━━ RECORDS PROVIDED
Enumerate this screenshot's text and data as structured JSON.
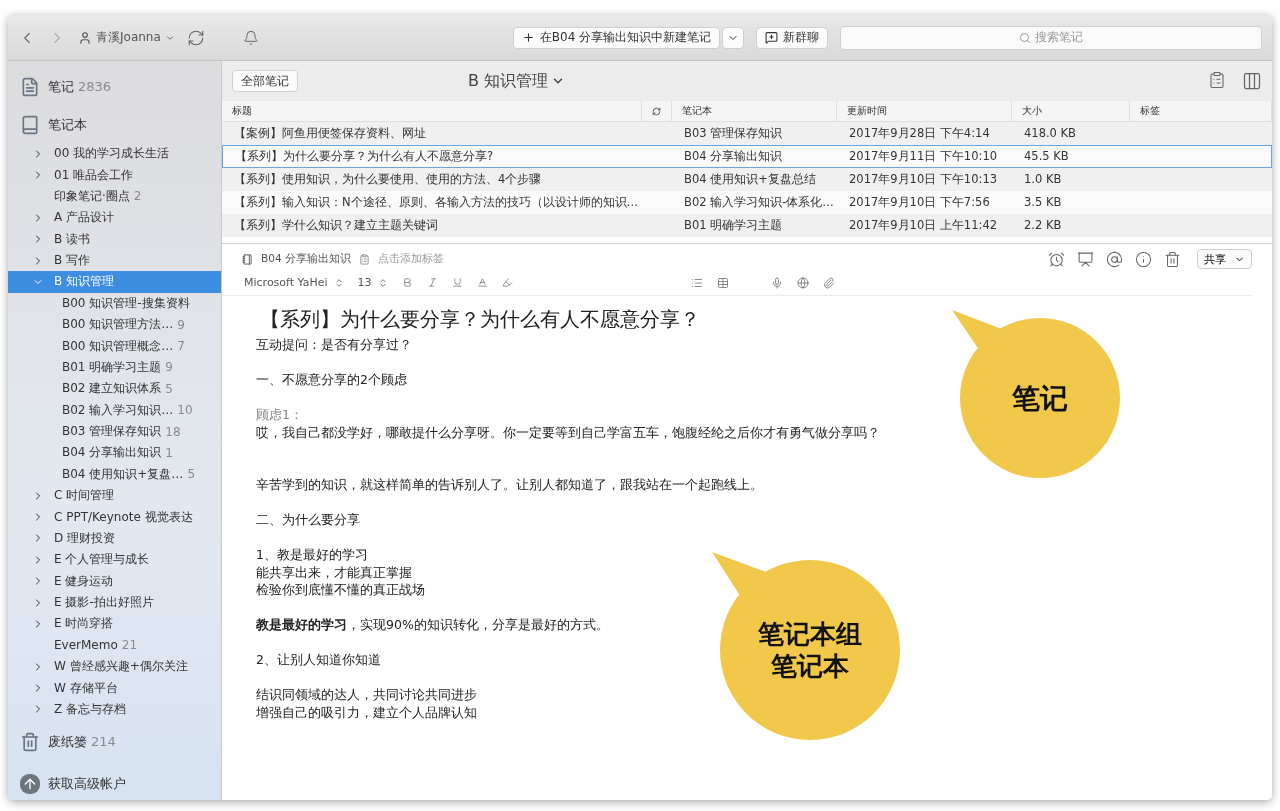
{
  "toolbar": {
    "user": "青溪Joanna",
    "new_note": "在B04 分享输出知识中新建笔记",
    "group_chat": "新群聊",
    "search": {
      "placeholder": "搜索笔记"
    }
  },
  "sidebar": {
    "notes": {
      "label": "笔记",
      "count": "2836"
    },
    "notebooks_label": "笔记本",
    "notebooks": [
      {
        "name": "00 我的学习成长生活",
        "expanded": false,
        "selected": false
      },
      {
        "name": "01 唯品会工作",
        "expanded": false,
        "selected": false
      },
      {
        "name": "印象笔记·圈点",
        "count": "2",
        "selected": false
      },
      {
        "name": "A 产品设计",
        "expanded": false,
        "selected": false
      },
      {
        "name": "B 读书",
        "expanded": false,
        "selected": false
      },
      {
        "name": "B 写作",
        "expanded": false,
        "selected": false
      },
      {
        "name": "B 知识管理",
        "expanded": true,
        "selected": true,
        "children": [
          {
            "name": "B00 知识管理-搜集资料",
            "selected": false
          },
          {
            "name": "B00 知识管理方法…",
            "count": "9",
            "selected": false
          },
          {
            "name": "B00 知识管理概念…",
            "count": "7",
            "selected": false
          },
          {
            "name": "B01 明确学习主题",
            "count": "9",
            "selected": false
          },
          {
            "name": "B02 建立知识体系",
            "count": "5",
            "selected": false
          },
          {
            "name": "B02 输入学习知识…",
            "count": "10",
            "selected": false
          },
          {
            "name": "B03 管理保存知识",
            "count": "18",
            "selected": false
          },
          {
            "name": "B04 分享输出知识",
            "count": "1",
            "selected": false
          },
          {
            "name": "B04 使用知识+复盘…",
            "count": "5",
            "selected": false
          }
        ]
      },
      {
        "name": "C 时间管理",
        "expanded": false,
        "selected": false
      },
      {
        "name": "C PPT/Keynote 视觉表达",
        "expanded": false,
        "selected": false
      },
      {
        "name": "D 理财投资",
        "expanded": false,
        "selected": false
      },
      {
        "name": "E 个人管理与成长",
        "expanded": false,
        "selected": false
      },
      {
        "name": "E 健身运动",
        "expanded": false,
        "selected": false
      },
      {
        "name": "E 摄影-拍出好照片",
        "expanded": false,
        "selected": false
      },
      {
        "name": "E 时尚穿搭",
        "expanded": false,
        "selected": false
      },
      {
        "name": "EverMemo",
        "count": "21",
        "selected": false
      },
      {
        "name": "W 曾经感兴趣+偶尔关注",
        "expanded": false,
        "selected": false
      },
      {
        "name": "W 存储平台",
        "expanded": false,
        "selected": false
      },
      {
        "name": "Z 备忘与存档",
        "expanded": false,
        "selected": false
      }
    ],
    "trash": {
      "label": "废纸篓",
      "count": "214"
    },
    "upgrade": "获取高级帐户"
  },
  "list": {
    "all_button": "全部笔记",
    "title": "B 知识管理",
    "columns": [
      "标题",
      "笔记本",
      "更新时间",
      "大小",
      "标签"
    ],
    "rows": [
      {
        "title": "【案例】阿鱼用便签保存资料、网址",
        "notebook": "B03 管理保存知识",
        "updated": "2017年9月28日 下午4:14",
        "size": "418.0 KB",
        "selected": false
      },
      {
        "title": "【系列】为什么要分享？为什么有人不愿意分享?",
        "notebook": "B04 分享输出知识",
        "updated": "2017年9月11日 下午10:10",
        "size": "45.5 KB",
        "selected": true
      },
      {
        "title": "【系列】使用知识，为什么要使用、使用的方法、4个步骤",
        "notebook": "B04 使用知识+复盘总结",
        "updated": "2017年9月10日 下午10:13",
        "size": "1.0 KB",
        "selected": false
      },
      {
        "title": "【系列】输入知识：N个途径、原则、各输入方法的技巧（以设计师的知识…",
        "notebook": "B02 输入学习知识-体系化…",
        "updated": "2017年9月10日 下午7:56",
        "size": "3.5 KB",
        "selected": false
      },
      {
        "title": "【系列】学什么知识？建立主题关键词",
        "notebook": "B01 明确学习主题",
        "updated": "2017年9月10日 上午11:42",
        "size": "2.2 KB",
        "selected": false
      }
    ]
  },
  "note": {
    "notebook": "B04 分享输出知识",
    "tag_placeholder": "点击添加标签",
    "share": "共享",
    "font": "Microsoft YaHei",
    "font_size": "13",
    "title": "【系列】为什么要分享？为什么有人不愿意分享？",
    "lines": [
      {
        "kind": "text",
        "text": "互动提问：是否有分享过？"
      },
      {
        "kind": "blank"
      },
      {
        "kind": "text",
        "text": "一、不愿意分享的2个顾虑"
      },
      {
        "kind": "blank"
      },
      {
        "kind": "text",
        "text": "顾虑1：",
        "muted": true
      },
      {
        "kind": "text",
        "text": "哎，我自己都没学好，哪敢提什么分享呀。你一定要等到自己学富五车，饱腹经纶之后你才有勇气做分享吗？"
      },
      {
        "kind": "blank"
      },
      {
        "kind": "blank"
      },
      {
        "kind": "text",
        "text": "辛苦学到的知识，就这样简单的告诉别人了。让别人都知道了，跟我站在一个起跑线上。"
      },
      {
        "kind": "blank"
      },
      {
        "kind": "text",
        "text": "二、为什么要分享"
      },
      {
        "kind": "blank"
      },
      {
        "kind": "text",
        "text": "1、教是最好的学习"
      },
      {
        "kind": "text",
        "text": "能共享出来，才能真正掌握"
      },
      {
        "kind": "text",
        "text": "检验你到底懂不懂的真正战场"
      },
      {
        "kind": "blank"
      },
      {
        "kind": "text",
        "text": "**教是最好的学习**，实现90%的知识转化，分享是最好的方式。"
      },
      {
        "kind": "blank"
      },
      {
        "kind": "text",
        "text": "2、让别人知道你知道"
      },
      {
        "kind": "blank"
      },
      {
        "kind": "text",
        "text": "结识同领域的达人，共同讨论共同进步"
      },
      {
        "kind": "text",
        "text": "增强自己的吸引力，建立个人品牌认知"
      }
    ]
  },
  "callouts": [
    {
      "lines": [
        "笔记"
      ]
    },
    {
      "lines": [
        "笔记本组",
        "笔记本"
      ]
    }
  ]
}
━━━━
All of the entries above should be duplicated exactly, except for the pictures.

Enumerate this screenshot's text and data as structured JSON.
{
  "toolbar": {
    "user": "青溪Joanna",
    "new_note": "在B04 分享输出知识中新建笔记",
    "group_chat": "新群聊",
    "search": {
      "placeholder": "搜索笔记"
    }
  },
  "sidebar": {
    "notes": {
      "label": "笔记",
      "count": "2836"
    },
    "notebooks_label": "笔记本",
    "notebooks": [
      {
        "name": "00 我的学习成长生活",
        "expanded": false,
        "selected": false
      },
      {
        "name": "01 唯品会工作",
        "expanded": false,
        "selected": false
      },
      {
        "name": "印象笔记·圈点",
        "count": "2",
        "selected": false
      },
      {
        "name": "A 产品设计",
        "expanded": false,
        "selected": false
      },
      {
        "name": "B 读书",
        "expanded": false,
        "selected": false
      },
      {
        "name": "B 写作",
        "expanded": false,
        "selected": false
      },
      {
        "name": "B 知识管理",
        "expanded": true,
        "selected": true,
        "children": [
          {
            "name": "B00 知识管理-搜集资料",
            "selected": false
          },
          {
            "name": "B00 知识管理方法…",
            "count": "9",
            "selected": false
          },
          {
            "name": "B00 知识管理概念…",
            "count": "7",
            "selected": false
          },
          {
            "name": "B01 明确学习主题",
            "count": "9",
            "selected": false
          },
          {
            "name": "B02 建立知识体系",
            "count": "5",
            "selected": false
          },
          {
            "name": "B02 输入学习知识…",
            "count": "10",
            "selected": false
          },
          {
            "name": "B03 管理保存知识",
            "count": "18",
            "selected": false
          },
          {
            "name": "B04 分享输出知识",
            "count": "1",
            "selected": false
          },
          {
            "name": "B04 使用知识+复盘…",
            "count": "5",
            "selected": false
          }
        ]
      },
      {
        "name": "C 时间管理",
        "expanded": false,
        "selected": false
      },
      {
        "name": "C PPT/Keynote 视觉表达",
        "expanded": false,
        "selected": false
      },
      {
        "name": "D 理财投资",
        "expanded": false,
        "selected": false
      },
      {
        "name": "E 个人管理与成长",
        "expanded": false,
        "selected": false
      },
      {
        "name": "E 健身运动",
        "expanded": false,
        "selected": false
      },
      {
        "name": "E 摄影-拍出好照片",
        "expanded": false,
        "selected": false
      },
      {
        "name": "E 时尚穿搭",
        "expanded": false,
        "selected": false
      },
      {
        "name": "EverMemo",
        "count": "21",
        "selected": false
      },
      {
        "name": "W 曾经感兴趣+偶尔关注",
        "expanded": false,
        "selected": false
      },
      {
        "name": "W 存储平台",
        "expanded": false,
        "selected": false
      },
      {
        "name": "Z 备忘与存档",
        "expanded": false,
        "selected": false
      }
    ],
    "trash": {
      "label": "废纸篓",
      "count": "214"
    },
    "upgrade": "获取高级帐户"
  },
  "list": {
    "all_button": "全部笔记",
    "title": "B 知识管理",
    "columns": [
      "标题",
      "笔记本",
      "更新时间",
      "大小",
      "标签"
    ],
    "rows": [
      {
        "title": "【案例】阿鱼用便签保存资料、网址",
        "notebook": "B03 管理保存知识",
        "updated": "2017年9月28日 下午4:14",
        "size": "418.0 KB",
        "selected": false
      },
      {
        "title": "【系列】为什么要分享？为什么有人不愿意分享?",
        "notebook": "B04 分享输出知识",
        "updated": "2017年9月11日 下午10:10",
        "size": "45.5 KB",
        "selected": true
      },
      {
        "title": "【系列】使用知识，为什么要使用、使用的方法、4个步骤",
        "notebook": "B04 使用知识+复盘总结",
        "updated": "2017年9月10日 下午10:13",
        "size": "1.0 KB",
        "selected": false
      },
      {
        "title": "【系列】输入知识：N个途径、原则、各输入方法的技巧（以设计师的知识…",
        "notebook": "B02 输入学习知识-体系化…",
        "updated": "2017年9月10日 下午7:56",
        "size": "3.5 KB",
        "selected": false
      },
      {
        "title": "【系列】学什么知识？建立主题关键词",
        "notebook": "B01 明确学习主题",
        "updated": "2017年9月10日 上午11:42",
        "size": "2.2 KB",
        "selected": false
      }
    ]
  },
  "note": {
    "notebook": "B04 分享输出知识",
    "tag_placeholder": "点击添加标签",
    "share": "共享",
    "font": "Microsoft YaHei",
    "font_size": "13",
    "title": "【系列】为什么要分享？为什么有人不愿意分享？",
    "lines": [
      {
        "kind": "text",
        "text": "互动提问：是否有分享过？"
      },
      {
        "kind": "blank"
      },
      {
        "kind": "text",
        "text": "一、不愿意分享的2个顾虑"
      },
      {
        "kind": "blank"
      },
      {
        "kind": "text",
        "text": "顾虑1：",
        "muted": true
      },
      {
        "kind": "text",
        "text": "哎，我自己都没学好，哪敢提什么分享呀。你一定要等到自己学富五车，饱腹经纶之后你才有勇气做分享吗？"
      },
      {
        "kind": "blank"
      },
      {
        "kind": "blank"
      },
      {
        "kind": "text",
        "text": "辛苦学到的知识，就这样简单的告诉别人了。让别人都知道了，跟我站在一个起跑线上。"
      },
      {
        "kind": "blank"
      },
      {
        "kind": "text",
        "text": "二、为什么要分享"
      },
      {
        "kind": "blank"
      },
      {
        "kind": "text",
        "text": "1、教是最好的学习"
      },
      {
        "kind": "text",
        "text": "能共享出来，才能真正掌握"
      },
      {
        "kind": "text",
        "text": "检验你到底懂不懂的真正战场"
      },
      {
        "kind": "blank"
      },
      {
        "kind": "text",
        "text": "**教是最好的学习**，实现90%的知识转化，分享是最好的方式。"
      },
      {
        "kind": "blank"
      },
      {
        "kind": "text",
        "text": "2、让别人知道你知道"
      },
      {
        "kind": "blank"
      },
      {
        "kind": "text",
        "text": "结识同领域的达人，共同讨论共同进步"
      },
      {
        "kind": "text",
        "text": "增强自己的吸引力，建立个人品牌认知"
      }
    ]
  },
  "callouts": [
    {
      "lines": [
        "笔记"
      ]
    },
    {
      "lines": [
        "笔记本组",
        "笔记本"
      ]
    }
  ]
}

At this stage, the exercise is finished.